◆ **Problem to work on**: Write out each line from the data below that includes the word "JSON".

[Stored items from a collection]
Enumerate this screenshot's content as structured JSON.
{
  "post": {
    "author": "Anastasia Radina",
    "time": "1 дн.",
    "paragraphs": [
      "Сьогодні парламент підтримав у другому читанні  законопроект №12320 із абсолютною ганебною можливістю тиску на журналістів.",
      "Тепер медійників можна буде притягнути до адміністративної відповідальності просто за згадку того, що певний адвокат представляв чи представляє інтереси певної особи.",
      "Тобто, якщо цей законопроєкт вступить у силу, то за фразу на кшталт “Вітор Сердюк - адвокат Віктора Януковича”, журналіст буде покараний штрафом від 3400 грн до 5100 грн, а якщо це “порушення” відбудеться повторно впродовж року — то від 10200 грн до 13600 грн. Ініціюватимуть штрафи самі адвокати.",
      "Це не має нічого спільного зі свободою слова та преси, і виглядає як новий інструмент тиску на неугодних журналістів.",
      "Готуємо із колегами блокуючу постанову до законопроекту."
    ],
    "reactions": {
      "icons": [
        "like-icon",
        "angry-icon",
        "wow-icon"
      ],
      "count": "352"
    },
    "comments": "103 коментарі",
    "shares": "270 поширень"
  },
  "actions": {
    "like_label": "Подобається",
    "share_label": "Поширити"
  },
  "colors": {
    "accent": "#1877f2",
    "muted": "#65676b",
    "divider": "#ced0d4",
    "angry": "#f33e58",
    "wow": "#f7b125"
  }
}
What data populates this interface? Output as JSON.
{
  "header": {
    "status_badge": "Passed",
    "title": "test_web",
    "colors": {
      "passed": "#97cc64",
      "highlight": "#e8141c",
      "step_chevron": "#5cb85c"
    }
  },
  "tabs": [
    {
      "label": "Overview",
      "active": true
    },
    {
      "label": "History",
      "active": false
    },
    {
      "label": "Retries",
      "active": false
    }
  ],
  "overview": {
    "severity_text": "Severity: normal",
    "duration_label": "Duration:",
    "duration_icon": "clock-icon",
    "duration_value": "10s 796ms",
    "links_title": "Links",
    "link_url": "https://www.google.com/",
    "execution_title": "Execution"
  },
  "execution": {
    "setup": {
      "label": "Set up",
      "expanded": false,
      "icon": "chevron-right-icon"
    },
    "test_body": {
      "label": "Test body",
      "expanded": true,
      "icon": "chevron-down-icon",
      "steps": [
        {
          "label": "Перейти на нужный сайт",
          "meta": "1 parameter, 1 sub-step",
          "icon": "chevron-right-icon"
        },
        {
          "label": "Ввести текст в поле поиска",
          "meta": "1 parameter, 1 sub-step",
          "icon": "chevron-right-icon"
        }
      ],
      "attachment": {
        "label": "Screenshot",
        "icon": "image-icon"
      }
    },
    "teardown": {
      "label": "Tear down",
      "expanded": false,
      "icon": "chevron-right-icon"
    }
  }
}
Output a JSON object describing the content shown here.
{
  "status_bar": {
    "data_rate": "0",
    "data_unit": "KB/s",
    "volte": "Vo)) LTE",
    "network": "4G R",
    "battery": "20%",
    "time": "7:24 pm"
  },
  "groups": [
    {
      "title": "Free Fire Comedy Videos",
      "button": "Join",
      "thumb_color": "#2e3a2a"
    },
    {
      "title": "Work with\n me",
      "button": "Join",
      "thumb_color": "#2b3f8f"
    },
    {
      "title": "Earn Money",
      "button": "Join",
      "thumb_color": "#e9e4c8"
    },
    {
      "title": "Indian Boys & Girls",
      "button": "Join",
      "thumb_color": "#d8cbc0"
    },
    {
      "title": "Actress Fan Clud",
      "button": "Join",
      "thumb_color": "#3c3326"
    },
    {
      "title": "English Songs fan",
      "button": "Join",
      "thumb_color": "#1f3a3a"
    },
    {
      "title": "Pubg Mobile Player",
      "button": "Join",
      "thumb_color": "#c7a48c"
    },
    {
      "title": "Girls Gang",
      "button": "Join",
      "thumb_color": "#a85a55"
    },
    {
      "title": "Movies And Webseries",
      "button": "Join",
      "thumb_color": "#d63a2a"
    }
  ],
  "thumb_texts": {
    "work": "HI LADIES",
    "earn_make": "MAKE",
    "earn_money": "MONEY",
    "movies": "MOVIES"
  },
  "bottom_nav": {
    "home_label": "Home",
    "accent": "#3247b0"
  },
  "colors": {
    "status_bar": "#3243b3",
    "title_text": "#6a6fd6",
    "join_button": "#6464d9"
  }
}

◆ **Result of the task**:
Enumerate this screenshot's content as structured JSON.
What data populates this interface? Output as JSON.
Output a JSON object describing the content shown here.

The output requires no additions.